While the rest of us were settling down to watch the election returns Tuesday a Tyler jury in Judge Schroeder’s court rendered a verdict in a patent case involving two claims from a single patent.
This case is a rematch between two companies which make and sell oilfield equipment used to blow stuff up. Last year a Marshall jury in Judge Payne’s court held the six claims asserted in that case not infringed and invalid as (1) obvious, (2) anticipated and (3) due to the on sale bar. This year just two claims were asserted and the Marshall jury in Judge Payne’s court held them not infringed and invalid as well, but only as obvious this time.
A Marshall jury in Judge Gilstrap’s court deliberated through 6:15 pm Friday evening in this case, came back for two hours Saturday morning, and finally completed deliberations yesterday morning, returning a verdict in favor of the plaintiff for approximately $10 million. I wanted to address in this post a couple of issues that aren’t in the major media coverage of the case, but might be of interest to practitioners.
A Texarkana jury in Judge Schroeder’s court returned a verdict in favor of Maxell against defendant ZTE (USA), Inc. last Friday following a two-week trial. The jury found all 16 claims from the 11 asserted patents infringed. Eleven of the claim from seven patents were found to be infringed willfully. The jury found that four claims across two patents had not been shown to be invalid as anticipated or obvious (one question for all invalidity theories), and assessed damages at $43.3 million. But the jury also made an additional finding in the defendant’s favor with respect to five of the claims that bear some closer scrutiny, as it begins to tell us how 101 claims can be addressed in front of a jury.
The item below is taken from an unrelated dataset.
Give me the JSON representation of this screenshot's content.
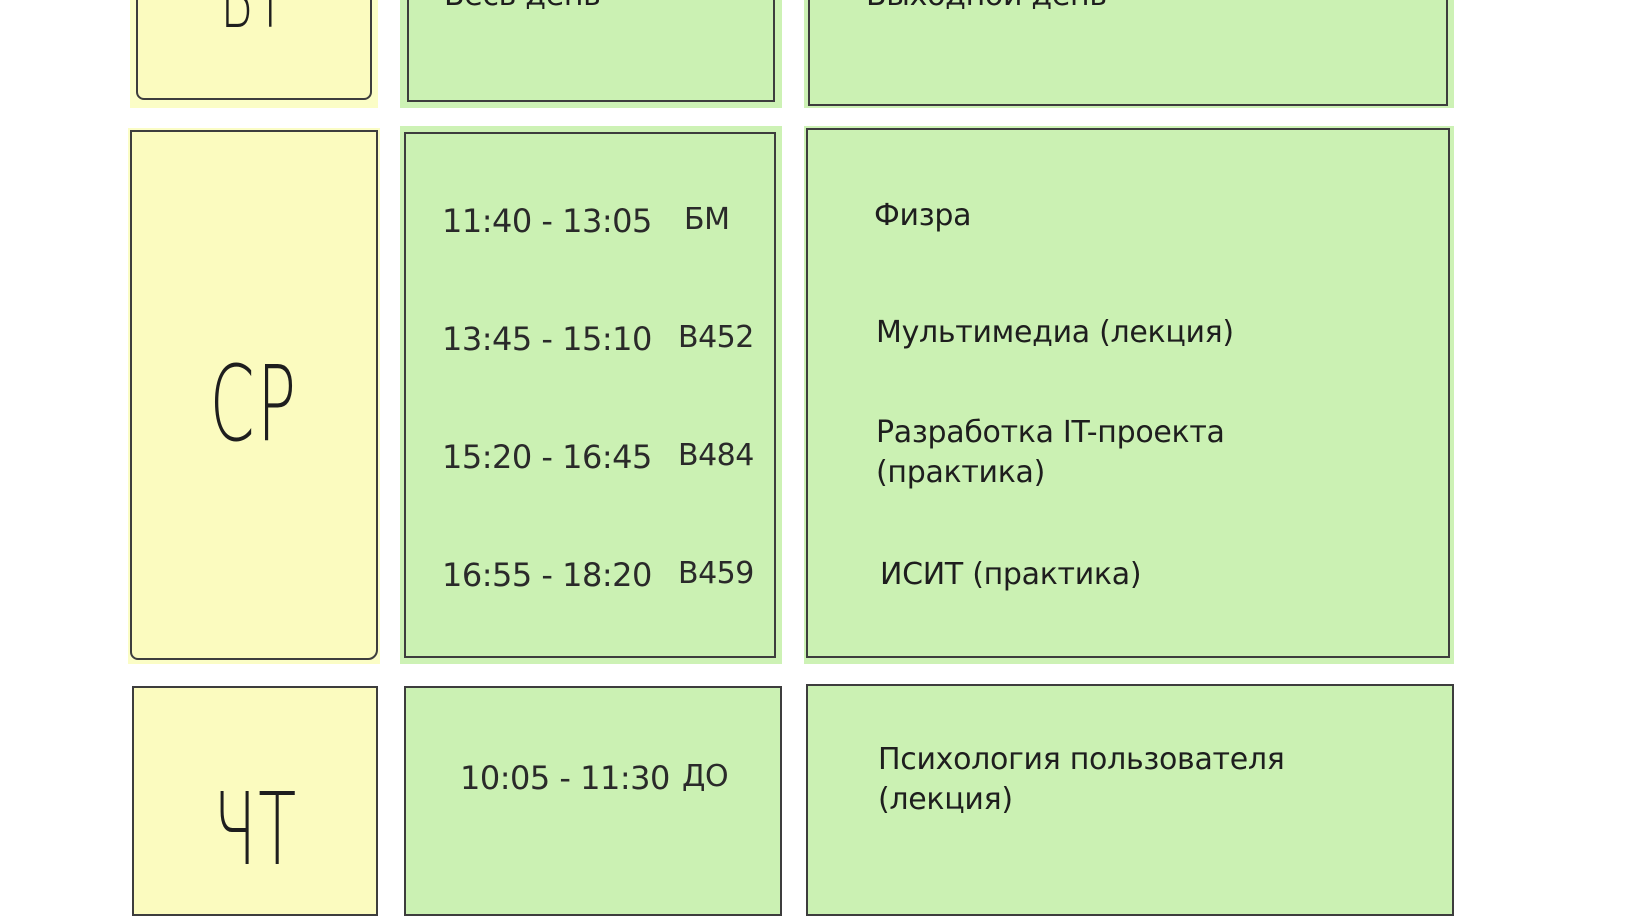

This reminded me of how Judge Schroeder addressed a similar issue dealing with contract formation in my April jury trial in Texarkana, so I wanted to address that issue in some additional detail (as well as a few others) by analyzing the court’s instructions to the jury.
A Marshall jury in Judge Gilstrap’s court found the asserted claims willfully infringed in the Kaist case and awarded $400 million. It also rejected all of the asserted invalidity defenses. The plaintiff is the intellectual property arm of a South Korean research university. The defendants are Samsung Electronics Co., Ltd, Qualcomm, Inc., and GlobalFoundries Inc..
A quick review indicates that this is the largest patent verdict in Marshall since January of 2011 in a medical device case, and the second largest in Judge Gilstrap’s court in the six-plus years he has been on the bench. The only one larger was a Tyler case, Smartflash, which he set aside in postjudgment proceedings.
I’ll post separately on where that leaves us on verdicts compared to last year, and will attach the verdict when it’s posted.
Marshall jurors persist in rendering verdicts on days I’m out of town. But I’m here now, and the verdict is a little more complex than May 11’s simple noninfringement one.
A Marshall jury in Judge Gilstrap’s court rendered a verdict for defendant HTC last Friday. The jury found that none of the asserted claims were infringed, and went home. The verdict is below.
A Tyler jury in Judge Schroeder’s court returned a verdict yesterday in the latest VirnetX trial against Apple. It found that Apple’s FaceTime and VPN On Demand infringed four VirnetX patents and set damages at $502.6 million. It comes back today to begin the willful infringement portion of the trial. The first VirnetX trial in 2012 resulted in infringement and an award of $368 million for older Apple products. The Federal Circuit affirmed the infringement finding but required a new trial on damages. Judge Schroeder combined the damages retrial on the older products with the soup to nuts trial on newer products in February 2016, which resulted in a $625 million verdict. Apple convinced him to set that combined verdict aside, thus requiring the two cases to be retried separately. On the older products damages retrial the jury found $302 million, which the Court later enhanced to $439 million, and that verdict is on appeal – and now the second verdict on the newer products is $502.6 million. So the separate trials yielded verdicts of $804.6 million before enhancement, compared to the consolidated trial in 2016 of $625 million. How much of that is attributable to post-February 2016 sales I do not know.
A Marshall jury in Judge Roy Payne’s court returned a verdict Thursday in favor of Ericsson in a case brought against TCL Communications.
As is only appropriate during a holiday week, last week a Tyler jury in Judge Schroeder’s court returned a verdict in Plaintiff Tinnus Enterprises’ patent infringement suit against multiple entities which were alleged to have infringed its patents on “Battle Balloons.”
So who got wet?